***** Data supplied *****

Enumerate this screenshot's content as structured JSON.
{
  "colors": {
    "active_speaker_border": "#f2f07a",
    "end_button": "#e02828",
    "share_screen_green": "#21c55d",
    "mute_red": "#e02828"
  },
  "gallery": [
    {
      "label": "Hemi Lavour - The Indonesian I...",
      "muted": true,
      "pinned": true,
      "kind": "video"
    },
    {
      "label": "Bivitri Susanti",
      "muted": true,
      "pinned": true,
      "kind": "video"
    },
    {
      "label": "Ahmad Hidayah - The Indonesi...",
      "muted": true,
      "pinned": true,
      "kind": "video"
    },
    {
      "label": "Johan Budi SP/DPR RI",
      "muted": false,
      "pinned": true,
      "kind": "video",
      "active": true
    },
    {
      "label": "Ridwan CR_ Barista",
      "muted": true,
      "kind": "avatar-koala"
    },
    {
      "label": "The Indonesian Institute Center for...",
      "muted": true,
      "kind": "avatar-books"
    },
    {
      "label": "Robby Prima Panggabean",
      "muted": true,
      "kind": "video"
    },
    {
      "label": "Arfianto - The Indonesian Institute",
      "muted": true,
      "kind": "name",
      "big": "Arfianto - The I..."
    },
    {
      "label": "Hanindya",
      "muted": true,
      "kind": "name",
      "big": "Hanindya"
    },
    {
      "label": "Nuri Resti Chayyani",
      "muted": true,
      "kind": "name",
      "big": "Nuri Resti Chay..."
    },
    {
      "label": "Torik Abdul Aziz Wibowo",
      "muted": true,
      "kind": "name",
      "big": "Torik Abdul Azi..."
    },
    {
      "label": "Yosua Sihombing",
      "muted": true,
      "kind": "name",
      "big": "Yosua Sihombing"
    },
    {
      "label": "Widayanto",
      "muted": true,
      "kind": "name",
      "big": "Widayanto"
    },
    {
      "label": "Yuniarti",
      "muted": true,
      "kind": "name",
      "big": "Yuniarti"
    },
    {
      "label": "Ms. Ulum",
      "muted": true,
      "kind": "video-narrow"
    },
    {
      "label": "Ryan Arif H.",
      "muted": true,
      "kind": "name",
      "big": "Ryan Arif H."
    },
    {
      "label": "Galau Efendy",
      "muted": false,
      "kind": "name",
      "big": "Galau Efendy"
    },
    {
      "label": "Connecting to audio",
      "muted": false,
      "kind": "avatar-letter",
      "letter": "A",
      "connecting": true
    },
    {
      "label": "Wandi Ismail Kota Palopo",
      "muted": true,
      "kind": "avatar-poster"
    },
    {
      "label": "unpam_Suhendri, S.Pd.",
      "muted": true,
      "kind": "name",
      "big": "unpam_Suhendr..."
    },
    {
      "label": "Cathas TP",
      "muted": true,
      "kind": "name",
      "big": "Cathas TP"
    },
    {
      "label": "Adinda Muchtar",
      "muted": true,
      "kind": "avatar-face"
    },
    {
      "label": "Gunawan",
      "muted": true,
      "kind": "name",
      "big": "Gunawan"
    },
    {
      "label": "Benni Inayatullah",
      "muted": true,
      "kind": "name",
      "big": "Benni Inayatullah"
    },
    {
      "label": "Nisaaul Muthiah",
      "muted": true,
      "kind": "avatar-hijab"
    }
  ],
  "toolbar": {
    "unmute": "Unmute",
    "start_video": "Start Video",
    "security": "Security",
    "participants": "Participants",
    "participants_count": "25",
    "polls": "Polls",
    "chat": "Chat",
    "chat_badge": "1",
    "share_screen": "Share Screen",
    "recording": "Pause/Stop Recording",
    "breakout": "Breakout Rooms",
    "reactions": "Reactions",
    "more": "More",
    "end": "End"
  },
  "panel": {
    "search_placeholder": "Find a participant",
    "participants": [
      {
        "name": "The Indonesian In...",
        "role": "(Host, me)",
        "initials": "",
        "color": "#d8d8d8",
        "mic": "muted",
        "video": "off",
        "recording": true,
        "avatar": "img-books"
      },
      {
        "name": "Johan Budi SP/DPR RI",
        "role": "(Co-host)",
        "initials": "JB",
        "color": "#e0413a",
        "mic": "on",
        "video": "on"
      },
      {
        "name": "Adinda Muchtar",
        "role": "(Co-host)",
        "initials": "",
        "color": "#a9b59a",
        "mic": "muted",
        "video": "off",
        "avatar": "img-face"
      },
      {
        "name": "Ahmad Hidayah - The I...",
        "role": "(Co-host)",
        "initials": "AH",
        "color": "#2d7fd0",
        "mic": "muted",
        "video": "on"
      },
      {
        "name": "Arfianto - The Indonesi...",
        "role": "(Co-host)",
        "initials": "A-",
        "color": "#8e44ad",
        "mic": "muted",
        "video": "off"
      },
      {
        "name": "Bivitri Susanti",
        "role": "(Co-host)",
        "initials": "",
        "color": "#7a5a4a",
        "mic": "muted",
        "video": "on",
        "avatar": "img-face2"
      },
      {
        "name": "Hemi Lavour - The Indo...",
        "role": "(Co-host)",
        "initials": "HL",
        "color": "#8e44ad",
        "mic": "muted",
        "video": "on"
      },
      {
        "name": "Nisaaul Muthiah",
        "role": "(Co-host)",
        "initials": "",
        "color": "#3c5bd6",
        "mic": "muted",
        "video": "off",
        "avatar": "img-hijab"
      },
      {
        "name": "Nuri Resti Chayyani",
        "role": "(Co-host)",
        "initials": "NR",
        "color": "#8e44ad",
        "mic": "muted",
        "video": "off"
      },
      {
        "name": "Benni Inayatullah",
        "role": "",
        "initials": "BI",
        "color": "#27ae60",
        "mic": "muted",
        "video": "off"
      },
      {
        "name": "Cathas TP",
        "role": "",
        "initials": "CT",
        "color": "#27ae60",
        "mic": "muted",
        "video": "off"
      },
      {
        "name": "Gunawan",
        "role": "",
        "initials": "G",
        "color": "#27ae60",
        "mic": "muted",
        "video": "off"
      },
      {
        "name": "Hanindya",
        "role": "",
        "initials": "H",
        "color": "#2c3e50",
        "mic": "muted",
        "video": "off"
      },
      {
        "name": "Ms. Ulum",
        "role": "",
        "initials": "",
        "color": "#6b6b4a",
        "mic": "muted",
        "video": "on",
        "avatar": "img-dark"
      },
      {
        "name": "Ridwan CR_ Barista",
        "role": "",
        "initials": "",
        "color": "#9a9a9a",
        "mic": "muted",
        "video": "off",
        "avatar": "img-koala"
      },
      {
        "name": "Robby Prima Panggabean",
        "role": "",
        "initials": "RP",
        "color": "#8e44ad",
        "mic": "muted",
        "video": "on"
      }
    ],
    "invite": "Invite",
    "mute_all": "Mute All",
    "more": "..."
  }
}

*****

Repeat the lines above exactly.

Enumerate this screenshot's content as structured JSON.
{
  "colors": {
    "active_speaker_border": "#f2f07a",
    "end_button": "#e02828",
    "share_screen_green": "#21c55d",
    "mute_red": "#e02828"
  },
  "gallery": [
    {
      "label": "Hemi Lavour - The Indonesian I...",
      "muted": true,
      "pinned": true,
      "kind": "video"
    },
    {
      "label": "Bivitri Susanti",
      "muted": true,
      "pinned": true,
      "kind": "video"
    },
    {
      "label": "Ahmad Hidayah - The Indonesi...",
      "muted": true,
      "pinned": true,
      "kind": "video"
    },
    {
      "label": "Johan Budi SP/DPR RI",
      "muted": false,
      "pinned": true,
      "kind": "video",
      "active": true
    },
    {
      "label": "Ridwan CR_ Barista",
      "muted": true,
      "kind": "avatar-koala"
    },
    {
      "label": "The Indonesian Institute Center for...",
      "muted": true,
      "kind": "avatar-books"
    },
    {
      "label": "Robby Prima Panggabean",
      "muted": true,
      "kind": "video"
    },
    {
      "label": "Arfianto - The Indonesian Institute",
      "muted": true,
      "kind": "name",
      "big": "Arfianto - The I..."
    },
    {
      "label": "Hanindya",
      "muted": true,
      "kind": "name",
      "big": "Hanindya"
    },
    {
      "label": "Nuri Resti Chayyani",
      "muted": true,
      "kind": "name",
      "big": "Nuri Resti Chay..."
    },
    {
      "label": "Torik Abdul Aziz Wibowo",
      "muted": true,
      "kind": "name",
      "big": "Torik Abdul Azi..."
    },
    {
      "label": "Yosua Sihombing",
      "muted": true,
      "kind": "name",
      "big": "Yosua Sihombing"
    },
    {
      "label": "Widayanto",
      "muted": true,
      "kind": "name",
      "big": "Widayanto"
    },
    {
      "label": "Yuniarti",
      "muted": true,
      "kind": "name",
      "big": "Yuniarti"
    },
    {
      "label": "Ms. Ulum",
      "muted": true,
      "kind": "video-narrow"
    },
    {
      "label": "Ryan Arif H.",
      "muted": true,
      "kind": "name",
      "big": "Ryan Arif H."
    },
    {
      "label": "Galau Efendy",
      "muted": false,
      "kind": "name",
      "big": "Galau Efendy"
    },
    {
      "label": "Connecting to audio",
      "muted": false,
      "kind": "avatar-letter",
      "letter": "A",
      "connecting": true
    },
    {
      "label": "Wandi Ismail Kota Palopo",
      "muted": true,
      "kind": "avatar-poster"
    },
    {
      "label": "unpam_Suhendri, S.Pd.",
      "muted": true,
      "kind": "name",
      "big": "unpam_Suhendr..."
    },
    {
      "label": "Cathas TP",
      "muted": true,
      "kind": "name",
      "big": "Cathas TP"
    },
    {
      "label": "Adinda Muchtar",
      "muted": true,
      "kind": "avatar-face"
    },
    {
      "label": "Gunawan",
      "muted": true,
      "kind": "name",
      "big": "Gunawan"
    },
    {
      "label": "Benni Inayatullah",
      "muted": true,
      "kind": "name",
      "big": "Benni Inayatullah"
    },
    {
      "label": "Nisaaul Muthiah",
      "muted": true,
      "kind": "avatar-hijab"
    }
  ],
  "toolbar": {
    "unmute": "Unmute",
    "start_video": "Start Video",
    "security": "Security",
    "participants": "Participants",
    "participants_count": "25",
    "polls": "Polls",
    "chat": "Chat",
    "chat_badge": "1",
    "share_screen": "Share Screen",
    "recording": "Pause/Stop Recording",
    "breakout": "Breakout Rooms",
    "reactions": "Reactions",
    "more": "More",
    "end": "End"
  },
  "panel": {
    "search_placeholder": "Find a participant",
    "participants": [
      {
        "name": "The Indonesian In...",
        "role": "(Host, me)",
        "initials": "",
        "color": "#d8d8d8",
        "mic": "muted",
        "video": "off",
        "recording": true,
        "avatar": "img-books"
      },
      {
        "name": "Johan Budi SP/DPR RI",
        "role": "(Co-host)",
        "initials": "JB",
        "color": "#e0413a",
        "mic": "on",
        "video": "on"
      },
      {
        "name": "Adinda Muchtar",
        "role": "(Co-host)",
        "initials": "",
        "color": "#a9b59a",
        "mic": "muted",
        "video": "off",
        "avatar": "img-face"
      },
      {
        "name": "Ahmad Hidayah - The I...",
        "role": "(Co-host)",
        "initials": "AH",
        "color": "#2d7fd0",
        "mic": "muted",
        "video": "on"
      },
      {
        "name": "Arfianto - The Indonesi...",
        "role": "(Co-host)",
        "initials": "A-",
        "color": "#8e44ad",
        "mic": "muted",
        "video": "off"
      },
      {
        "name": "Bivitri Susanti",
        "role": "(Co-host)",
        "initials": "",
        "color": "#7a5a4a",
        "mic": "muted",
        "video": "on",
        "avatar": "img-face2"
      },
      {
        "name": "Hemi Lavour - The Indo...",
        "role": "(Co-host)",
        "initials": "HL",
        "color": "#8e44ad",
        "mic": "muted",
        "video": "on"
      },
      {
        "name": "Nisaaul Muthiah",
        "role": "(Co-host)",
        "initials": "",
        "color": "#3c5bd6",
        "mic": "muted",
        "video": "off",
        "avatar": "img-hijab"
      },
      {
        "name": "Nuri Resti Chayyani",
        "role": "(Co-host)",
        "initials": "NR",
        "color": "#8e44ad",
        "mic": "muted",
        "video": "off"
      },
      {
        "name": "Benni Inayatullah",
        "role": "",
        "initials": "BI",
        "color": "#27ae60",
        "mic": "muted",
        "video": "off"
      },
      {
        "name": "Cathas TP",
        "role": "",
        "initials": "CT",
        "color": "#27ae60",
        "mic": "muted",
        "video": "off"
      },
      {
        "name": "Gunawan",
        "role": "",
        "initials": "G",
        "color": "#27ae60",
        "mic": "muted",
        "video": "off"
      },
      {
        "name": "Hanindya",
        "role": "",
        "initials": "H",
        "color": "#2c3e50",
        "mic": "muted",
        "video": "off"
      },
      {
        "name": "Ms. Ulum",
        "role": "",
        "initials": "",
        "color": "#6b6b4a",
        "mic": "muted",
        "video": "on",
        "avatar": "img-dark"
      },
      {
        "name": "Ridwan CR_ Barista",
        "role": "",
        "initials": "",
        "color": "#9a9a9a",
        "mic": "muted",
        "video": "off",
        "avatar": "img-koala"
      },
      {
        "name": "Robby Prima Panggabean",
        "role": "",
        "initials": "RP",
        "color": "#8e44ad",
        "mic": "muted",
        "video": "on"
      }
    ],
    "invite": "Invite",
    "mute_all": "Mute All",
    "more": "..."
  }
}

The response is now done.